• [Task description]
Copy each line of the entries beneath that contains the word "Editor".

Entries from a dataset of interfaces
▼

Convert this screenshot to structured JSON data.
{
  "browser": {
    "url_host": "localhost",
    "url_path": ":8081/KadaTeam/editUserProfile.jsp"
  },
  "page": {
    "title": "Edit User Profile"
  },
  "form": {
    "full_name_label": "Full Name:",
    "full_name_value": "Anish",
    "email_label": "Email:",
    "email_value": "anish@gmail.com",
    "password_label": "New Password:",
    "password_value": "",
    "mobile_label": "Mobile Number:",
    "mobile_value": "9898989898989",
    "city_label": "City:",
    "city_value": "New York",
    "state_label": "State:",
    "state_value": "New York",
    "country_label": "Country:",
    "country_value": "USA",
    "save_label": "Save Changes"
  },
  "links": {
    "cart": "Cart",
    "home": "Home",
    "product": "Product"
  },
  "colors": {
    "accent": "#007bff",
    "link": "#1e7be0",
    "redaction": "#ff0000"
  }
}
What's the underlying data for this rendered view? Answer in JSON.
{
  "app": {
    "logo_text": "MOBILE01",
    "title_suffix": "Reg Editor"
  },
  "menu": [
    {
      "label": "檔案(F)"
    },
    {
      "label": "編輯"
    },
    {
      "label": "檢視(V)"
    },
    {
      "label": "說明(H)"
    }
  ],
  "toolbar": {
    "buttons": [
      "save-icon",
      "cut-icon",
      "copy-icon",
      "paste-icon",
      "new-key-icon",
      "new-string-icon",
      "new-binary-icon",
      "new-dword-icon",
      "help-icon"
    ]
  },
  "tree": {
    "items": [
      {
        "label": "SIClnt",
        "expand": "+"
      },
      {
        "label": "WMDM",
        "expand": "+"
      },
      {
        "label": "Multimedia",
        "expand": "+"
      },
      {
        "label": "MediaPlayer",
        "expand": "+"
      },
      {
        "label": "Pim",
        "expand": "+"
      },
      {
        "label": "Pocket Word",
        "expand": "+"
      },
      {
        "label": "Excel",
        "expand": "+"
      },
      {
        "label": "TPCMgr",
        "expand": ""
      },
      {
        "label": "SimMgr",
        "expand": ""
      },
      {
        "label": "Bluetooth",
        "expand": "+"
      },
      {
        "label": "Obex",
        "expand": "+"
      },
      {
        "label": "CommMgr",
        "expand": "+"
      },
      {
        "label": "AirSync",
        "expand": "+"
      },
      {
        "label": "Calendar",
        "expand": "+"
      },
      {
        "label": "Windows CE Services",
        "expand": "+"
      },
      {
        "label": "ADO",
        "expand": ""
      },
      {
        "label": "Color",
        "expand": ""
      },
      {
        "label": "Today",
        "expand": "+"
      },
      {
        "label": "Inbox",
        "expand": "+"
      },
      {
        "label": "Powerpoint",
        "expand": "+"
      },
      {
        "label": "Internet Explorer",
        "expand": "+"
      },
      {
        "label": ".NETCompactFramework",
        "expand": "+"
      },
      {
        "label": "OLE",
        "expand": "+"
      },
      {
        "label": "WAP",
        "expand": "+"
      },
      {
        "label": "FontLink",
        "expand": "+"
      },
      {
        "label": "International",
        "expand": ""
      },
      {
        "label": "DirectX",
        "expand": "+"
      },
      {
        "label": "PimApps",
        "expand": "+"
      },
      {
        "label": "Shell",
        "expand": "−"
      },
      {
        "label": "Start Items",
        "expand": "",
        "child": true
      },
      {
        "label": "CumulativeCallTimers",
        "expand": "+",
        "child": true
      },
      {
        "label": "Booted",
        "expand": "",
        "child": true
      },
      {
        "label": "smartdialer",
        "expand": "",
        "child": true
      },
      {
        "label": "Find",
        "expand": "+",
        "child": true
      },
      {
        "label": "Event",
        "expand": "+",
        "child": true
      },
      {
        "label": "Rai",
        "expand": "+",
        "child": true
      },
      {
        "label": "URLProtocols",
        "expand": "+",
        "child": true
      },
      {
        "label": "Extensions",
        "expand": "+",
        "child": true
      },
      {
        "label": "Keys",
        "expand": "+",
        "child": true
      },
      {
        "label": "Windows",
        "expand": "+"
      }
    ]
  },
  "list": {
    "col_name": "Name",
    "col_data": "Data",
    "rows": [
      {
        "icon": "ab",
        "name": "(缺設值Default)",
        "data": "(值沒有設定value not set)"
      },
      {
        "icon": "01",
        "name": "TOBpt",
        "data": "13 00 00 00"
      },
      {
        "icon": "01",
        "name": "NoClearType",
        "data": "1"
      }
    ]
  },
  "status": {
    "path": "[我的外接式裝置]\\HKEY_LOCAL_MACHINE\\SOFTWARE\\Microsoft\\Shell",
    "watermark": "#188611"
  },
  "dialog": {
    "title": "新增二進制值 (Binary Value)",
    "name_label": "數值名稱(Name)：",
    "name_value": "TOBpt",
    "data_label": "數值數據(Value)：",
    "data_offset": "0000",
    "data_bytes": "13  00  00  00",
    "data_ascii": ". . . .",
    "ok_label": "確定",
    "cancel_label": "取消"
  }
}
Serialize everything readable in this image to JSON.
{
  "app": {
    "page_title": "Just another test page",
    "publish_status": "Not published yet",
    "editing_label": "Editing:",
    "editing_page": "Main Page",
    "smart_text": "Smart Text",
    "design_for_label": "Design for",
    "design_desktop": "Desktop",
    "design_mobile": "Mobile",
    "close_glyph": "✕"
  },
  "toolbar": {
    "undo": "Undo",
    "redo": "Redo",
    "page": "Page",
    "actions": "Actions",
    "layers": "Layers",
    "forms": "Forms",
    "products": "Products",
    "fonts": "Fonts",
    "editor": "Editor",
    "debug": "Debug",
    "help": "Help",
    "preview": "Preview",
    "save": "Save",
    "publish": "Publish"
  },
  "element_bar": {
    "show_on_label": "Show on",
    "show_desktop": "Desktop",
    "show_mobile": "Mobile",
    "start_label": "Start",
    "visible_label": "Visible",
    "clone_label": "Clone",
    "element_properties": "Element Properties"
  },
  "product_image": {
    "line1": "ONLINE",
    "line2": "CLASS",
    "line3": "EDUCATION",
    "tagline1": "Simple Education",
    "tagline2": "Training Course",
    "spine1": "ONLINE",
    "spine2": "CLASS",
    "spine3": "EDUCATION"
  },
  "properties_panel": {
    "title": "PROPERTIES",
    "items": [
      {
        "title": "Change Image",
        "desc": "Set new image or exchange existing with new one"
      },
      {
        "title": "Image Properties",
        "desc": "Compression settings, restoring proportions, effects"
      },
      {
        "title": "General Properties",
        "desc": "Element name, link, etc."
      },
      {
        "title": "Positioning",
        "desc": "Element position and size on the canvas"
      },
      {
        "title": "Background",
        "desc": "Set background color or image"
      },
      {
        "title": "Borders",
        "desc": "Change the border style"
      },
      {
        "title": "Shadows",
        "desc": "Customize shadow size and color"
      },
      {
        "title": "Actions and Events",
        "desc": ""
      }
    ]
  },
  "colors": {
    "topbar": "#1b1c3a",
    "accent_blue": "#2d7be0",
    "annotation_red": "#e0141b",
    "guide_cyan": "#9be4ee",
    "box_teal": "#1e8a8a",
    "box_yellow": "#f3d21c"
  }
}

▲

• [Solution for this task]
    "title_suffix": "Reg Editor"
    "editor": "Editor",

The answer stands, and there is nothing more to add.